Directions: A word-for-word retyping of the listing is the goal.

◆ ◆ ◆ ◆ ◆ ◆ ◆

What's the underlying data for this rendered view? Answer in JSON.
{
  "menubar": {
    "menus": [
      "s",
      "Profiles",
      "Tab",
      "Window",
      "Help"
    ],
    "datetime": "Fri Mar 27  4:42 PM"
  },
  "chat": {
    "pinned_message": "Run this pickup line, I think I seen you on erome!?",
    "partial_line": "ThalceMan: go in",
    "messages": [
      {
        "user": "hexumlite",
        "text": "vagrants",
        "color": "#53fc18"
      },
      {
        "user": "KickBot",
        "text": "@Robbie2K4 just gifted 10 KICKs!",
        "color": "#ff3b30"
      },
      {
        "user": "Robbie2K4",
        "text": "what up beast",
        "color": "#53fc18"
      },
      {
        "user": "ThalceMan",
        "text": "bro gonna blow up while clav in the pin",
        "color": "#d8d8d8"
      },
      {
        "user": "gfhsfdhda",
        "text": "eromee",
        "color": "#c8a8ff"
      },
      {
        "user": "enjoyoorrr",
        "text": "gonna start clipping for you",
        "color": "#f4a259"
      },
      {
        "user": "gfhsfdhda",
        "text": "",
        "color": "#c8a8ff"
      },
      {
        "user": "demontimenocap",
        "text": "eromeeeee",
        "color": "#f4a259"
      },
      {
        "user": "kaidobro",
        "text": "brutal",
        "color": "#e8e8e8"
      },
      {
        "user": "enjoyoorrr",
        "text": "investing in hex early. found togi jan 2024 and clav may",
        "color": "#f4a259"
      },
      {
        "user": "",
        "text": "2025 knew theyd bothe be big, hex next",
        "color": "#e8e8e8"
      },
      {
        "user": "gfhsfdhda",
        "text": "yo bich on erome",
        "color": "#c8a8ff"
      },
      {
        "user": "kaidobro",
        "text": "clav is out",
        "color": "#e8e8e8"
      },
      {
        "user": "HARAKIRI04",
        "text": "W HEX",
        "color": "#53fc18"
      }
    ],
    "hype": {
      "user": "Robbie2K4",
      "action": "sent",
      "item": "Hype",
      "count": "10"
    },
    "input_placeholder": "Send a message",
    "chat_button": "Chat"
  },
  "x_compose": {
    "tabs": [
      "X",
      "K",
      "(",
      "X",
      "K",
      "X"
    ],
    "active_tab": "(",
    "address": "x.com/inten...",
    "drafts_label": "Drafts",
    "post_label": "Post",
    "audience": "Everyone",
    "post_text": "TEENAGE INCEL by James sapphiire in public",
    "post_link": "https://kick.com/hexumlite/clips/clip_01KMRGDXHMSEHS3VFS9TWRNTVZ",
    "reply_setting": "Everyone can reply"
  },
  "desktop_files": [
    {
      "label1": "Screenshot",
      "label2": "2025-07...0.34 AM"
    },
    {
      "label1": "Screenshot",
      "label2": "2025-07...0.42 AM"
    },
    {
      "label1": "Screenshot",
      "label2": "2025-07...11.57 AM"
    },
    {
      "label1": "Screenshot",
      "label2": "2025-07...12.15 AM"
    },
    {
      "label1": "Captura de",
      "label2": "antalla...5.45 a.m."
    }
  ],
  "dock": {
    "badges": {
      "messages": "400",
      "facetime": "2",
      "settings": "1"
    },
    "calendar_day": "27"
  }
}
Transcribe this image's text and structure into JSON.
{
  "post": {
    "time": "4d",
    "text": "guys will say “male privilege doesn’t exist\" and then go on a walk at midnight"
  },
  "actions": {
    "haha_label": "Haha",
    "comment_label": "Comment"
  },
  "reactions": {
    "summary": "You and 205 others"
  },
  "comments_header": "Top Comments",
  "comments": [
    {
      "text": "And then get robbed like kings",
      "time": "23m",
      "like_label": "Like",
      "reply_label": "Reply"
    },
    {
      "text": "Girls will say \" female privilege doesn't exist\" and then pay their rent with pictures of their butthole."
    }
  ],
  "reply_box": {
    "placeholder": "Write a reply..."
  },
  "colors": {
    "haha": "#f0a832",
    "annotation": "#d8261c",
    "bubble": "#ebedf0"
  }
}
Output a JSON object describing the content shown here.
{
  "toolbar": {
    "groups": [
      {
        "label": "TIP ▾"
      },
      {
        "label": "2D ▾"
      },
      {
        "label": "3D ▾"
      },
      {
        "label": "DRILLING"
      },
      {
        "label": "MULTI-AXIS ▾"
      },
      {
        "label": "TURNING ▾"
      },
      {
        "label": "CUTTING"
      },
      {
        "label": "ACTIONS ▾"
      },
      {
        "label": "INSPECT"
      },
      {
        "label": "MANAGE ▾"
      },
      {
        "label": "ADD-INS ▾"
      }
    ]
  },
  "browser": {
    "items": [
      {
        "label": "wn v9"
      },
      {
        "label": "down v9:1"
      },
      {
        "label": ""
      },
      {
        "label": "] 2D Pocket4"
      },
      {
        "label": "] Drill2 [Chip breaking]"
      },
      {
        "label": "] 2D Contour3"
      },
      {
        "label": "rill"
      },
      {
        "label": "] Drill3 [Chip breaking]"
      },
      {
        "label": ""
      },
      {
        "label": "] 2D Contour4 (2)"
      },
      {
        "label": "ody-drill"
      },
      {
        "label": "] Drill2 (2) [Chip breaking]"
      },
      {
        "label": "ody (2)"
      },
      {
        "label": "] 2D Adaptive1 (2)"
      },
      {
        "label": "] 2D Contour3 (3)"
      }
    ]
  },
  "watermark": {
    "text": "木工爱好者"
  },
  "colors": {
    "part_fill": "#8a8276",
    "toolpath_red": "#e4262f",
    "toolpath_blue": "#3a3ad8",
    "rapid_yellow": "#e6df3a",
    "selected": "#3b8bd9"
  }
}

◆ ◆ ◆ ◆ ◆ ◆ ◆

Problem solution:
What's the underlying data for this rendered view? Answer in JSON.
{
  "menubar": {
    "menus": [
      "s",
      "Profiles",
      "Tab",
      "Window",
      "Help"
    ],
    "datetime": "Fri Mar 27  4:42 PM"
  },
  "chat": {
    "pinned_message": "Run this pickup line, I think I seen you on erome!?",
    "partial_line": "ThalceMan: go in",
    "messages": [
      {
        "user": "hexumlite",
        "text": "vagrants",
        "color": "#53fc18"
      },
      {
        "user": "KickBot",
        "text": "@Robbie2K4 just gifted 10 KICKs!",
        "color": "#ff3b30"
      },
      {
        "user": "Robbie2K4",
        "text": "what up beast",
        "color": "#53fc18"
      },
      {
        "user": "ThalceMan",
        "text": "bro gonna blow up while clav in the pin",
        "color": "#d8d8d8"
      },
      {
        "user": "gfhsfdhda",
        "text": "eromee",
        "color": "#c8a8ff"
      },
      {
        "user": "enjoyoorrr",
        "text": "gonna start clipping for you",
        "color": "#f4a259"
      },
      {
        "user": "gfhsfdhda",
        "text": "",
        "color": "#c8a8ff"
      },
      {
        "user": "demontimenocap",
        "text": "eromeeeee",
        "color": "#f4a259"
      },
      {
        "user": "kaidobro",
        "text": "brutal",
        "color": "#e8e8e8"
      },
      {
        "user": "enjoyoorrr",
        "text": "investing in hex early. found togi jan 2024 and clav may",
        "color": "#f4a259"
      },
      {
        "user": "",
        "text": "2025 knew theyd bothe be big, hex next",
        "color": "#e8e8e8"
      },
      {
        "user": "gfhsfdhda",
        "text": "yo bich on erome",
        "color": "#c8a8ff"
      },
      {
        "user": "kaidobro",
        "text": "clav is out",
        "color": "#e8e8e8"
      },
      {
        "user": "HARAKIRI04",
        "text": "W HEX",
        "color": "#53fc18"
      }
    ],
    "hype": {
      "user": "Robbie2K4",
      "action": "sent",
      "item": "Hype",
      "count": "10"
    },
    "input_placeholder": "Send a message",
    "chat_button": "Chat"
  },
  "x_compose": {
    "tabs": [
      "X",
      "K",
      "(",
      "X",
      "K",
      "X"
    ],
    "active_tab": "(",
    "address": "x.com/inten...",
    "drafts_label": "Drafts",
    "post_label": "Post",
    "audience": "Everyone",
    "post_text": "TEENAGE INCEL by James sapphiire in public",
    "post_link": "https://kick.com/hexumlite/clips/clip_01KMRGDXHMSEHS3VFS9TWRNTVZ",
    "reply_setting": "Everyone can reply"
  },
  "desktop_files": [
    {
      "label1": "Screenshot",
      "label2": "2025-07...0.34 AM"
    },
    {
      "label1": "Screenshot",
      "label2": "2025-07...0.42 AM"
    },
    {
      "label1": "Screenshot",
      "label2": "2025-07...11.57 AM"
    },
    {
      "label1": "Screenshot",
      "label2": "2025-07...12.15 AM"
    },
    {
      "label1": "Captura de",
      "label2": "antalla...5.45 a.m."
    }
  ],
  "dock": {
    "badges": {
      "messages": "400",
      "facetime": "2",
      "settings": "1"
    },
    "calendar_day": "27"
  }
}
Transcribe this image's text and structure into JSON.
{
  "post": {
    "time": "4d",
    "text": "guys will say “male privilege doesn’t exist\" and then go on a walk at midnight"
  },
  "actions": {
    "haha_label": "Haha",
    "comment_label": "Comment"
  },
  "reactions": {
    "summary": "You and 205 others"
  },
  "comments_header": "Top Comments",
  "comments": [
    {
      "text": "And then get robbed like kings",
      "time": "23m",
      "like_label": "Like",
      "reply_label": "Reply"
    },
    {
      "text": "Girls will say \" female privilege doesn't exist\" and then pay their rent with pictures of their butthole."
    }
  ],
  "reply_box": {
    "placeholder": "Write a reply..."
  },
  "colors": {
    "haha": "#f0a832",
    "annotation": "#d8261c",
    "bubble": "#ebedf0"
  }
}
Output a JSON object describing the content shown here.
{
  "toolbar": {
    "groups": [
      {
        "label": "TIP ▾"
      },
      {
        "label": "2D ▾"
      },
      {
        "label": "3D ▾"
      },
      {
        "label": "DRILLING"
      },
      {
        "label": "MULTI-AXIS ▾"
      },
      {
        "label": "TURNING ▾"
      },
      {
        "label": "CUTTING"
      },
      {
        "label": "ACTIONS ▾"
      },
      {
        "label": "INSPECT"
      },
      {
        "label": "MANAGE ▾"
      },
      {
        "label": "ADD-INS ▾"
      }
    ]
  },
  "browser": {
    "items": [
      {
        "label": "wn v9"
      },
      {
        "label": "down v9:1"
      },
      {
        "label": ""
      },
      {
        "label": "] 2D Pocket4"
      },
      {
        "label": "] Drill2 [Chip breaking]"
      },
      {
        "label": "] 2D Contour3"
      },
      {
        "label": "rill"
      },
      {
        "label": "] Drill3 [Chip breaking]"
      },
      {
        "label": ""
      },
      {
        "label": "] 2D Contour4 (2)"
      },
      {
        "label": "ody-drill"
      },
      {
        "label": "] Drill2 (2) [Chip breaking]"
      },
      {
        "label": "ody (2)"
      },
      {
        "label": "] 2D Adaptive1 (2)"
      },
      {
        "label": "] 2D Contour3 (3)"
      }
    ]
  },
  "watermark": {
    "text": "木工爱好者"
  },
  "colors": {
    "part_fill": "#8a8276",
    "toolpath_red": "#e4262f",
    "toolpath_blue": "#3a3ad8",
    "rapid_yellow": "#e6df3a",
    "selected": "#3b8bd9"
  }
}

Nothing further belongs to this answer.